Cult Movie: Elliott Gould film The Touch shows Ingmar Bergman certainly had it
THERE are several reasons why film buffs should be celebrating the new BFI release of Ingmar Bergman's The Touch on Blu-ray.
Firstly it's one of the rarer examples of the legendary Swedish director's art. Released to cinemas in October 1971 it has, to date, received one solitary outing on British TV (making it on to BBC 2 on November 20 1977) and has since disappeared into the cinematic clouds becoming almost a 'lost' film in the process. 'Lost' until now, that is.
Secondly it's the director's first English-language film (well, elements of it are also in Swedish but mostly it's in English) and, finally, it's his first proper stab at what you might call a standard Hollywood love story. A very separate piece, in other words, from his more traditional works with the cold existential themes they famously explore. For Bergman fans this is exciting stuff.
There's also the small matter of leading man Elliott Gould fronting a Bergman film – the first non-Nordic actor to do so – to consider.

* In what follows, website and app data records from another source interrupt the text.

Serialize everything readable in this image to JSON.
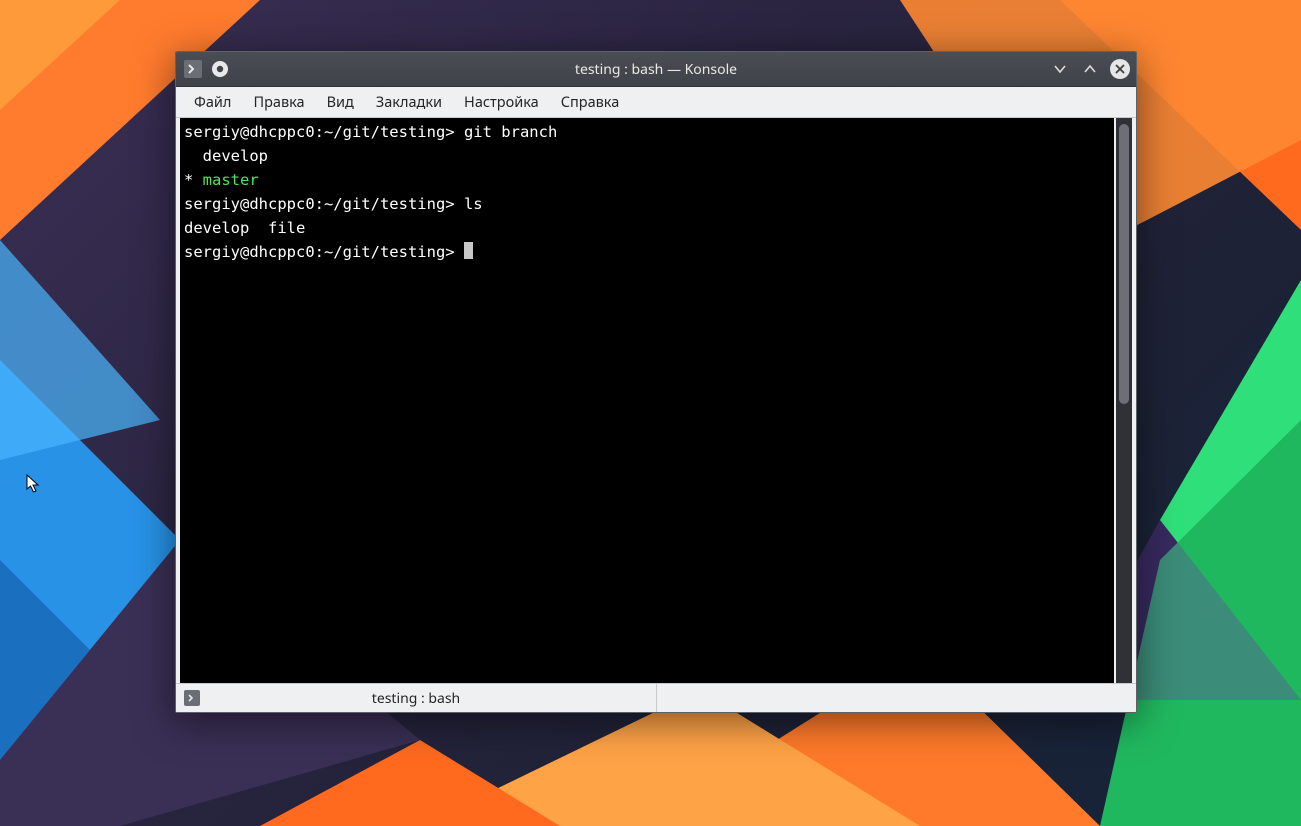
{
  "window": {
    "title": "testing : bash — Konsole"
  },
  "menubar": {
    "items": [
      "Файл",
      "Правка",
      "Вид",
      "Закладки",
      "Настройка",
      "Справка"
    ]
  },
  "terminal": {
    "lines": [
      {
        "segments": [
          {
            "text": "sergiy@dhcppc0:~/git/testing> git branch"
          }
        ]
      },
      {
        "segments": [
          {
            "text": "  develop"
          }
        ]
      },
      {
        "segments": [
          {
            "text": "* "
          },
          {
            "text": "master",
            "class": "green"
          }
        ]
      },
      {
        "segments": [
          {
            "text": "sergiy@dhcppc0:~/git/testing> ls"
          }
        ]
      },
      {
        "segments": [
          {
            "text": "develop  file"
          }
        ]
      },
      {
        "segments": [
          {
            "text": "sergiy@dhcppc0:~/git/testing> "
          },
          {
            "cursor": true
          }
        ]
      }
    ]
  },
  "tab": {
    "label": "testing : bash"
  }
}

But despite the exterior sense of otherness that such trimmings suggest, this is still a Bergman film at its core.
It was mostly shot in Swedish studios and locations, with some material filmed in London, and many of the director's favoured collaborators – such as cinematographer Sven Nykrist – are firmly in place from the off.
Gould plays archaeologist David Kovac who arrives in the lives of married couple Karin Vergerus (Bibi Andersson) and Andrea (Max von Sydow) and blows it apart when he embarks on an ill-advised affair with Karin.
The sheer presence of Gould here, although it could have been even weirder if studio executives had got their way with their earlier suggestion of Dustin Hoffman, may mean he's the centre of focus but in reality he is slightly uncomfortable looking throughout and Andersson and von Sydow, two long-established figures within the Bergman world, of course, act him off the screen most of the time.
The fairly traditional love triangle storyline means The Touch will never be considered the great film-maker's finest creation. He'd been directing since the mid-1940s and made his international breakthrough in the 50s so you could say his finest work was well behind him by the time 1971 rolled around but it remains a fascinating piece of cinema all the same.
It feels like a nifty snapshot of Sweden as the new decade began and it looks fabulous but audiences and contemporary critics were mostly unimpressed. Box-office takings were poor and critical response muted at best. Oddly enough, the director's next film Cries And Whispers was acclaimed as something of a late flowering classic of its type.
Perhaps The Touch was a case of a master craftsman laying the groundwork for a more fully formed piece to come. Even if that is the case, this remains a film well worth savouring.